“Not now, people, please,” the former NFL great Tim Brown said, barely hiding his annoyance. “I’ll get you later.”
This was many moons ago, at the American Century Championship, at Edgewood Tahoe Resort, in Nevada. The Etiquetteist remembers because he was in attendance, walking alongside Brown, marveling at the size of the gallery he’d drawn — a large throng of eager autograph-seekers.
Brown was game to sign, just not at the moment. He had a point. There are right and wrong ways to ask for a John Hancock. With another iteration of the celebrity-packed American Century on tap this week, here are 7 rules to follow when you’re asking an A-lister to sign.
1. Get ‘em before or after
Asking for an autograph mid-tournament isn’t as bad as snapping a photo in a player’s backswing. But it’s discouraged. Aside from distracting the competitors, it slows play. At the American Century, the rules state that spectators aren’t supposed to ask when the players are on the course. The practice green behind 18 is a popular (and approved) spot. It’s also fair game to ask as players are coming off their final green. Most tournaments have designated spots for autograph-seeking. Get those details, and camp out there.
2. Kids first!
Why a mature adult would feel the need (other than for resale purposes) to get the signature of another grownup is a topic better suited for a psychiatrist than the Etiquetteist. The Etiquetteist will say only that the same rule applies as on a sinking ship: youngsters get priority.
3. Limit your items

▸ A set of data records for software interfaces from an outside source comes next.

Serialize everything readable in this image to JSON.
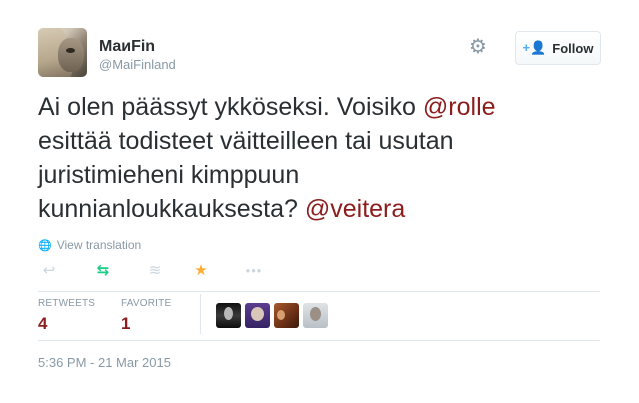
{
  "user": {
    "display_name": "MaиFin",
    "handle": "@MaiFinland"
  },
  "follow_button": {
    "label": "Follow",
    "icon": "add-user-icon"
  },
  "settings_icon": "gear-icon",
  "tweet": {
    "line1_text": "Ai olen päässyt ykköseksi. Voisiko ",
    "mention1": "@rolle",
    "line2_text": "esittää todisteet väitteilleen tai usutan",
    "line3_text": "juristimieheni kimppuun",
    "line4_text": "kunnianloukkauksesta? ",
    "mention2": "@veitera"
  },
  "translation_link": "View translation",
  "actions": [
    "reply-icon",
    "retweet-icon",
    "add-to-collection-icon",
    "favorite-icon",
    "more-icon"
  ],
  "stats": {
    "retweets_label": "RETWEETS",
    "retweets_count": "4",
    "favorites_label": "FAVORITE",
    "favorites_count": "1"
  },
  "timestamp": "5:36 PM - 21 Mar 2015",
  "colors": {
    "mention": "#8b1d1d",
    "retweet_active": "#19cf86",
    "favorite_active": "#ffac33",
    "muted": "#8899a6",
    "follow_accent": "#55acee"
  }
}
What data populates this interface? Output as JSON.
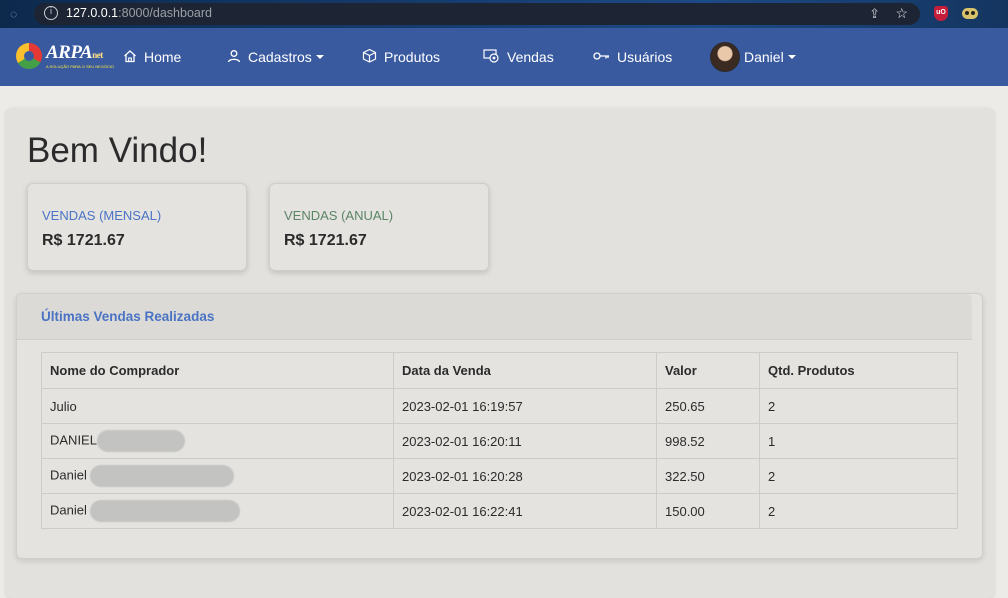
{
  "browser": {
    "url_host": "127.0.0.1",
    "url_path": ":8000/dashboard",
    "ext_badge": "uO"
  },
  "navbar": {
    "brand_name": "ARPA",
    "brand_suffix": "net",
    "brand_tagline": "A SOLUÇÃO PARA O SEU NEGÓCIO",
    "items": [
      {
        "label": "Home",
        "icon": "home-icon"
      },
      {
        "label": "Cadastros",
        "icon": "person-icon"
      },
      {
        "label": "Produtos",
        "icon": "box-icon"
      },
      {
        "label": "Vendas",
        "icon": "cash-icon"
      },
      {
        "label": "Usuários",
        "icon": "key-icon"
      }
    ],
    "user_name": "Daniel"
  },
  "page": {
    "title": "Bem Vindo!"
  },
  "stats": {
    "monthly_label": "VENDAS (MENSAL)",
    "monthly_value": "R$ 1721.67",
    "annual_label": "VENDAS (ANUAL)",
    "annual_value": "R$ 1721.67"
  },
  "sales": {
    "title": "Últimas Vendas Realizadas",
    "columns": [
      "Nome do Comprador",
      "Data da Venda",
      "Valor",
      "Qtd. Produtos"
    ],
    "rows": [
      {
        "name": "Julio",
        "date": "2023-02-01 16:19:57",
        "value": "250.65",
        "qty": "2"
      },
      {
        "name": "DANIEL",
        "date": "2023-02-01 16:20:11",
        "value": "998.52",
        "qty": "1"
      },
      {
        "name": "Daniel",
        "date": "2023-02-01 16:20:28",
        "value": "322.50",
        "qty": "2"
      },
      {
        "name": "Daniel",
        "date": "2023-02-01 16:22:41",
        "value": "150.00",
        "qty": "2"
      }
    ]
  },
  "colors": {
    "navbar": "#3a5aa0",
    "accent_blue": "#4a73c4",
    "accent_green": "#5b8465"
  }
}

Not that celebrities need our pity, but they do run the risk of carpal tunnel. Keep your requests to two or three signatures, max. And ideally just one.
4. Don’t double-dip
At the Icons Series golf tournament in New Jersey last week, one of the star athletes in the field dressed down a spectator who’d circled back for a second round of autographs. The signature-seeker was clearly in the memorabilia business, collecting signed merch for resale. Celebrities frown upon this practice. That’s probably not your worry if you’re in that business. But if you’re not, you don’t want to be mistaken for someone who is.
5. Ask politely
Everything you know about asking for an autograph you learned in kindergarten. “Please” and “thank you” go a long way.
6. Don’t interrupt
Celebrities are people, too. If they’re hanging out with friends and family or occupied with business that is cleary none of yours, take a deep breath and let them be.
7. Bring a pen and paper
Unless your mark is John Daly, it’s probably best not to ask them to sign body parts.